That’s how our work got started; utilizing the common genetic technique, including Polymerase Chain Reaction screening, to track down and help control the spread of invasive species in the Great Lakes. The findings of our research, recently published in two peer-reviewed scientific journals (the Canadian Journal of Fisheries and Aquatic Sciences and PLOS ONE, the electronic journal of the Public Library of Science), demonstrate how the use of environmental DNA technology can serve as a surveillance and early warning tool to recognize dangerous species in small enough quantities for us to take action before they impact the Great Lakes.
Our study began in early 2009 in Morris, Ill., an area at the time known to have large numbers of Asian carp. Back then, few people knew much about Asian carp. There were few news stories about these invasive species.
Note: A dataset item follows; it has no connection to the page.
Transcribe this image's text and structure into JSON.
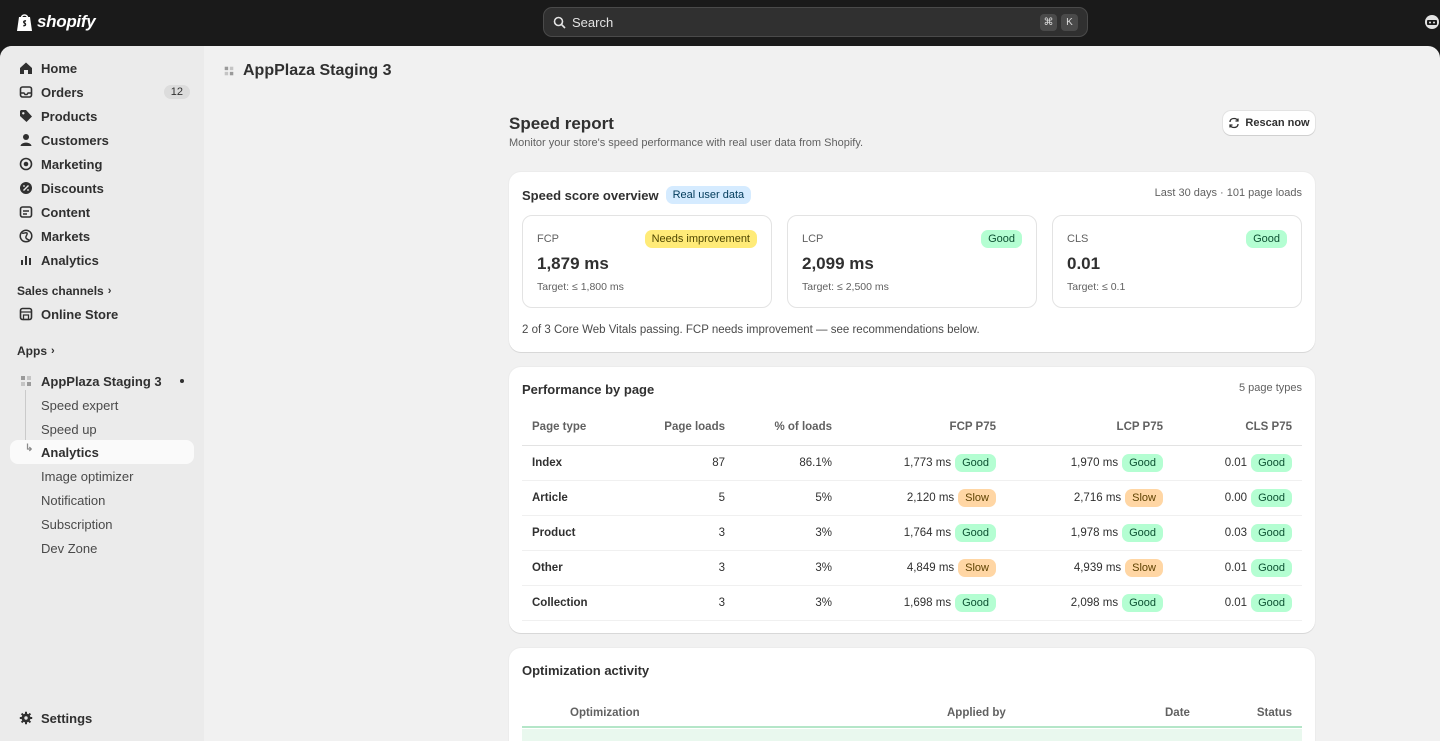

No federal lawsuits had been filed to stop their movements. No multi-agency task forces had been formed to halt their invasion north into Lake Michigan.
Gathering these first samples in an area with one of the world’s largest populations of Asian carp, we hypothesized that if our testing couldn’t find their DNA there, our research wasn’t worth pursuing. Our tests worked … really worked! We detected the DNA of both species we were searching for – bighead carp and silver carp. This success answered that initial question that got us started: Yes, there is fish DNA in water. We continued our use of this surveillance method to detect Asian carp.
Our research group – me and colleagues from the University of Notre Dame and The Nature Conservancy – has since collected more than 2,800 water samples from throughout the Great Lakes basin.
The bad news from our findings: 64 samples collected in the Chicago Area Waterway System and in the western basin of Lake Erie indicate the presence of Asian carp DNA in the Great Lakes. These positive samples were found within a few miles of where bighead carp were recovered near Lake Michigan in 2010 and from Lake Erie’s Sandusky Bay in 2000.
It’s this pattern, finding our positive detections so close to those locations where fish have been previously caught (and not all over the basin in random locations), that convinced us the DNA we are detecting is coming from live fish and not from other sources (bird excrement, boats, sewage outflows, etc.). If these other potential origins of the fish’s genetic materials were the source for the DNA discovered, we’d be seeing a different pattern in our detections.
Now the good news from our findings: While we picked up some Asian carp DNA in the Great Lakes basin, only a small percentage of the samples we took came back positive for the presence of Asian carp environmental DNA. This tells us the Asian carp invasion into the Great Lakes isn’t widespread — yet.
We started the DNA studies to provide management agencies with another monitoring tool to assist them in keeping invasive species out of the Great Lakes. But this tool is not a silver bullet. It is another very effective tool to help in early detection and prevention.
Having an answer to that simple question of whether there is fish DNA in water, we now have a better picture of where Asian carp are in the Great Lakes basin. With continued vigilance — and the combined efforts of local, state and federal partners — we are optimistic it will be possible to keep these harmful invasive carp from becoming established in the Great Lakes.